The Nevada Independent outlines the decision of NV Energy to invest in a new natural gas peaking plant, quoting Sarah Steinberg on how this decision isn't cost effective for Nevadans and prevents further investment in advanced energy alternatives.
At times of peak energy use — often the hottest summer days when everyone is turning on the A/C at once — Western utilities, including NV Energy, have issued emergency alerts. They have urged customers to conserve energy and reduce demand. During these times, utilities have had to import energy from out of state, calling on a crowded regional market when prices can spike.
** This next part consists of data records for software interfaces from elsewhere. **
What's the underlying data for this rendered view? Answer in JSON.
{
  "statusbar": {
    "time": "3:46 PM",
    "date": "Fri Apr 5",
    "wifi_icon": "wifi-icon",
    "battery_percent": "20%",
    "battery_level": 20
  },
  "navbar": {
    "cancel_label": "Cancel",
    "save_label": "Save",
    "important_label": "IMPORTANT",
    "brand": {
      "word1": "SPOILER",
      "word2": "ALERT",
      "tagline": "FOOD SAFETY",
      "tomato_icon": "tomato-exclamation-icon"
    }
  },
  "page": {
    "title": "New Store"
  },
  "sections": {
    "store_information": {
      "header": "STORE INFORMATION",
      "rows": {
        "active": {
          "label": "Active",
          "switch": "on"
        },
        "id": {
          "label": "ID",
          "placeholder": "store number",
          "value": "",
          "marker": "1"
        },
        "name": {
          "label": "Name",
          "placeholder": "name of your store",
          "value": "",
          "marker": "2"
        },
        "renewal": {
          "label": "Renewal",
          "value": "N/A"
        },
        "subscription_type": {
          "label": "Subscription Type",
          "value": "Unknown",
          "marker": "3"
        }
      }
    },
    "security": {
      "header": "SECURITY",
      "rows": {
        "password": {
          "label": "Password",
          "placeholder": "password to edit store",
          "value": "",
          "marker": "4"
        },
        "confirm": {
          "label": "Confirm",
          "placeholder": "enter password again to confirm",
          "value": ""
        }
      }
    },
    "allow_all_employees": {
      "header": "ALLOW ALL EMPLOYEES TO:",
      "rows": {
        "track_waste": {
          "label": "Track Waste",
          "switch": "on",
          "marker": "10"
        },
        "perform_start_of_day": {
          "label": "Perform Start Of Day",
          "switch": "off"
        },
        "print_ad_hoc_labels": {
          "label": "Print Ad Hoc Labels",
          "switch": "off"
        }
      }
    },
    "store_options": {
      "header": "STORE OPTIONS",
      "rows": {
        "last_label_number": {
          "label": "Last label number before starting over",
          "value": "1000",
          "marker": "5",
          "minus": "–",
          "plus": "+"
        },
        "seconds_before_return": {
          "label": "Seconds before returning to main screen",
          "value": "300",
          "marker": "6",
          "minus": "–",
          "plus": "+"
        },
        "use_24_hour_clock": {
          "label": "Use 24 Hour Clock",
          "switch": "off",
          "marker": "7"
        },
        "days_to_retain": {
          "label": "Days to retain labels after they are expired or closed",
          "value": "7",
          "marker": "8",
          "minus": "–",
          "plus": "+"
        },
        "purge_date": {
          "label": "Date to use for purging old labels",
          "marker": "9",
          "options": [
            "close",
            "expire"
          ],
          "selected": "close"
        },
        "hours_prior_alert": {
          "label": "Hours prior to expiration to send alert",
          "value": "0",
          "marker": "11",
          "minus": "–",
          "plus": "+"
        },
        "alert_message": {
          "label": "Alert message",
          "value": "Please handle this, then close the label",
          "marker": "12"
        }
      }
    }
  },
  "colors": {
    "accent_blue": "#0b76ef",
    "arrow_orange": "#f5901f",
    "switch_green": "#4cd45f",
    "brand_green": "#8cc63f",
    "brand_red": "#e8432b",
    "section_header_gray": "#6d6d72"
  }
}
NV Energy is asking the Public Utilities Commission of Nevada to approve a large battery storage system on the site of the Valmy coal plant in northern Nevada and a portfolio of geothermal plants. But in the short-term, the utility is banking on natural gas to fill the gap when demand peaks.
In many cases, the natural gas peaking plant would likely replace other carbon-emitting sources of power. When demand has peaked in the past, NV Energy has had to dip into an emergency supply at the Valmy coal plant. Clean energy groups argued the utility did not fully examine other emission-free options, including programs to reduce demand.
Sarah Steinberg, a policy director for Advanced Energy United, which represents businesses pushing for clean energy, called on the utility to take a more “holistic approach” to planning for summer peaks, echoing the organization’s formal comments to the commission.
The group wrote that “NV Energy is giving short shrift to a decision with significant implications for the state’s energy, economic, and environmental future — a decision that threatens to lock-in high capital costs and volatile fuel costs from out-of-state markets and lock-out investment in cleaner, more cost-effective, and more consumer-empowering advanced energy alternatives.”
The utilities commission staff outlined issues facing the state, including a gap in electricity that has forced NV Energy to look for power on a saturated market and exposed the state to shortages. In addition, two solar and battery storage projects have been taken out of the utility’s supply portfolio, highlighting a need for more generation over the next few summers.
Read the full article here.